Evidence of indium diffusion through high-k dielectric (Al2O3 and HfO2) films grown on InP (100) by atomic layer deposition is observed by angle resolved X-ray photoelectron spectroscopy and low energy ion scattering spectroscopy.
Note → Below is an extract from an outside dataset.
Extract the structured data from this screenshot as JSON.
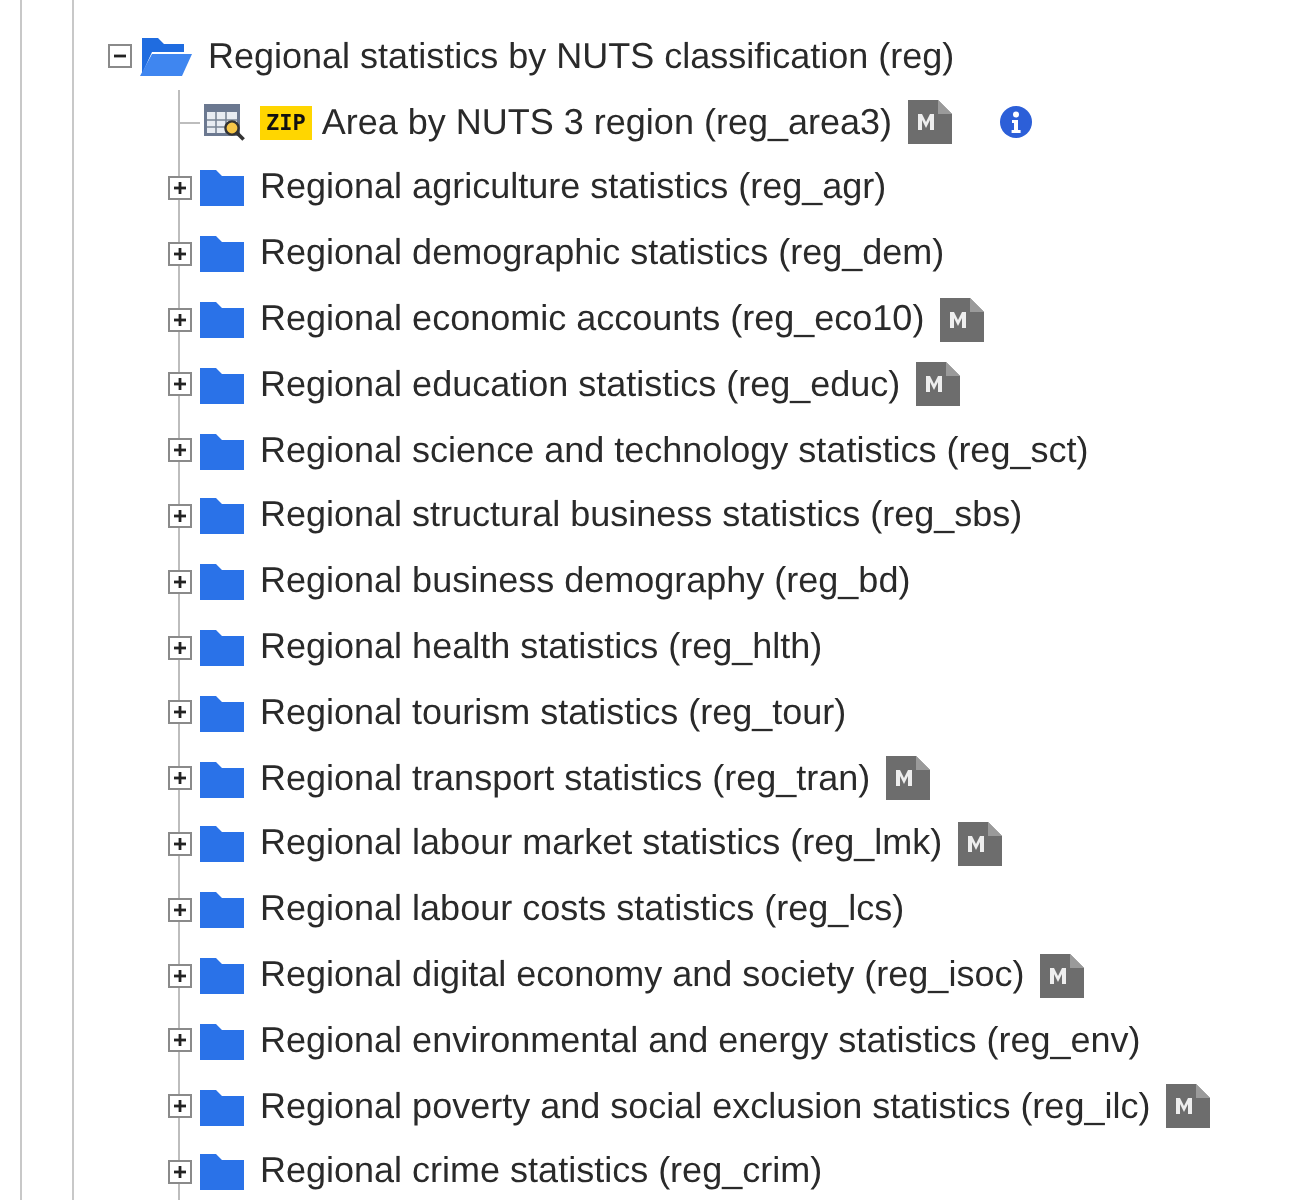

The analysis establishes that In-out diffusion occurs and results in the formation of a POx rich interface.High mobility III-V channel materials are contenders to replace Si in semiconductor devices like metal oxide semiconductor filed effect transistors (MOSFETs) for the sub 22 nm technology node.1 Extensive research is being carried out to determine the validity of these III-V materials for use as the channel, in a variety of structures ranging from planar to 3D Fin-FETs.2,3 However, the improvement of interfacial quality between a high-k dielectric and these III-V materials is still a hurdle to overcome in order to achieve suitable electrical performance.4 Efforts have been made recently using InP as a barrier layer between InGaAs and the high-k dielectrics, which show improved electrical performance relative to devices with the high-k dielectrics directly in contact with the channel.5,6 Recently, however, Gu et al. reported that the interface between this InP barrier layer and high-k dielectrics impact the sub-threshold swing of the devices.7 The density of interface states (Dit) has been found to be strongly correlated to the In-P-oxides present at the interface based on a study investigating the impact of post deposition annealing (PDA) of HfO2 on InP at different temperatures.8 An et al. and Kang et al. have reported diffusion of In atoms and P-oxides through a thick (>6 nm) HfO2 layer on InP by Time-of-Flight Secondary Ion Mass Spectrometry (TOF-SIMS).9–11 However, detailed analysis of this substrate elemental diffusion through other high-k dielectrics as well as interfacial chemistry upon annealing has not been reported.In this study, the diffusion behavior of the substrate elements in the HfO2/InP and Al2O3/InP systems is studied by angle resolved X-ray photoelectron spectroscopy (ARXPS) and low energy ion scattering spectroscopy (LEIS). In order to highlight the significance of In-diffusion and rule out the possibility of interfacial oxide regrowth due to air exposure,12 thick HfO2 (∼5.6 nm) and Al2O3 (∼5 nm) films on various of InP (100) samples are grown by atomic layer deposition (ALD).Four n-type InP (100) samples, cleaved from the same 50 mm single crystal wafer obtained from IQE Ltd., are used in this study, and the treatments are listed in Table I. Samples A and C are native oxide InP (100) degreased using sequential dips in acetone, methanol, and isopropyl alcohol for 1 min each, and samples B and D are initially degreased and then treated by 10% (NH4)2S at room temperature for 20 min.13 The (NH4)2S treatment is widely used to decrease the native oxide concentration and passivate the III-V semiconductor surfaces to reduce reoxidation prior to high-k dielectric deposition,7,13 and is used in this study to compare the relative thermal stability of native oxide and (NH4)2S treated surfaces.
H. Dong, W. Cabrera, R. Galatage, Santosh KC, B. Brennan, X. Qin, S. McDonnell, D. Zhernokletov, C. Hinkle, K. Cho, Y. Chabal, and R. Wallace. "Indium diffusion through high-k dielectrics in high-k/InP stacks" Applied Physics Letters (2013). doi:10.1063/1.4817932